Production values: I realize that this is a studio cast recording and budgets are tight, likely not allowing for a fuller orchestra, and I can tell that the most has been made out of the five piece band assembled. And while I can recognize that somewhere in there is the "snazzy Big Band" sound, the result is not always pleasing to the ear. The horns are particularly grating throughout (when I played this at work my co-workers asked me to put my headphones on, a first).
An all-star cast: I certainly can't quibble with the sound of the cast. Ms. Blickenstaff is a particular asset (as always), and Mr. Moye is more than compelling - both have starred in the show previously. But one can't tell from the rest of the company just how well they handle their roles. Are they being overly dramatic? Are some of the songs meant to be comic relief? Are they playing types? It is hard to tell - well-sung doesn't always mean well-interpreted.
|Heidi Blickenstaff and James Moye|
Enthusiastic new composers: The music is the strongest part of this score. It is continuously challenging, mostly period appropriate, and usually interesting. But, as is often the case with newer writers, the piece - after several listenings - seems to suffer from an identity crisis. Yes, there are the "snazzy Big Band" songs, but after a while they all sound the same. There's no real change in tone, even though there are the typical mood/theme setting group numbers, the power ballads, and the conflict-heavy duets.

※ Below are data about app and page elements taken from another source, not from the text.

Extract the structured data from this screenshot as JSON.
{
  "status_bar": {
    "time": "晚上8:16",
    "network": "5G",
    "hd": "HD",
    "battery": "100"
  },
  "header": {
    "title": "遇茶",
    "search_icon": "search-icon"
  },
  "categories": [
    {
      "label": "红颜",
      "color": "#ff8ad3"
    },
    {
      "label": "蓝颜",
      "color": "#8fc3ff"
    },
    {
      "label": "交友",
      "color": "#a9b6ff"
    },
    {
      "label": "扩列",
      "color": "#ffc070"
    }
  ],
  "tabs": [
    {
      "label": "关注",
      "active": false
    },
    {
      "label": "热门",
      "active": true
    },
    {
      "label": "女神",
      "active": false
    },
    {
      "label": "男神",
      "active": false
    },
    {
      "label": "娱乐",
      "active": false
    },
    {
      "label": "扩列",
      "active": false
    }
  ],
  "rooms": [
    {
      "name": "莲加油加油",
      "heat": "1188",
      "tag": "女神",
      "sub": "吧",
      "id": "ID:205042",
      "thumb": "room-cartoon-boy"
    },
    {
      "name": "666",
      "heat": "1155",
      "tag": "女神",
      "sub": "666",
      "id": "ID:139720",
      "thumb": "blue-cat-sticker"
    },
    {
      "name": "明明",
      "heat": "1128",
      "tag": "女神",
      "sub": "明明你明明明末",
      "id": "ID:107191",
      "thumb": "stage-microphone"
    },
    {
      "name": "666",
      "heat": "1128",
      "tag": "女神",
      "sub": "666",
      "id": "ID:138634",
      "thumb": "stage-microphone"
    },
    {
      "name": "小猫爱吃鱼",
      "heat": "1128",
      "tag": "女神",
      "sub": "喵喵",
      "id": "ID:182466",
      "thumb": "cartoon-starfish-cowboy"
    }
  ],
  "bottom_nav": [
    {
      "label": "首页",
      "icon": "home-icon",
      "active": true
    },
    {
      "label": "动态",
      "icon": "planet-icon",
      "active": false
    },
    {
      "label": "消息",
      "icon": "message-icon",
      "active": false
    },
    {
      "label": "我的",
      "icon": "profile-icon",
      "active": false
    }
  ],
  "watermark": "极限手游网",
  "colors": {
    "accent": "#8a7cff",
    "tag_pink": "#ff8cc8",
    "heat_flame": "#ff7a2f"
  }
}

They seem to have gone out of their way to embrace the kind of themes and characterizations so prevalent in the films of the period that this is based on. Everything here is black and white, no pun intended: the brassy gal who wants to succeed in a man's world (Barbara Stanwyck played the lead in the movie), the moralistic good guys, the evil wealthy man in power, and a good guts gotta win conflict. But Gerle and Sugarman cling to these thins a little too tightly, with little (from the lyric alone, anyway) that reveals any universality or any interesting nuances to these characters. I would applaud them, at least, for taking a property and consistently sticking to it. I would, except that the score sometimes veers off into the complexities of the modern American musical. Picture a cross between Sondheim's politics of Assassins, Cy Coleman's brassy City of Angels and the play The Front Page, all with a wannabe LaChiusa bent. I just don't think these guys are up to the task of making all of that gel. Actually, I think it could work - heck, if Marvin Hamlisch couldn't get it totally right with The Sweet Smell of Success, why expect as much from these fresh-faced guys? Like I said...identity crisis.
Colleges and dinner theaters looking for a solid show with political and media-in-crisis themes will find that Meet John Doe might fit their needs nicely. And musical theater fans will want to give this a listen, because I have a feeling the names Andrew Gerle and Eddie Sugarman will be on everyone's list in no time at all. Despite my misgivings about this particular work, I am hopeful for their future!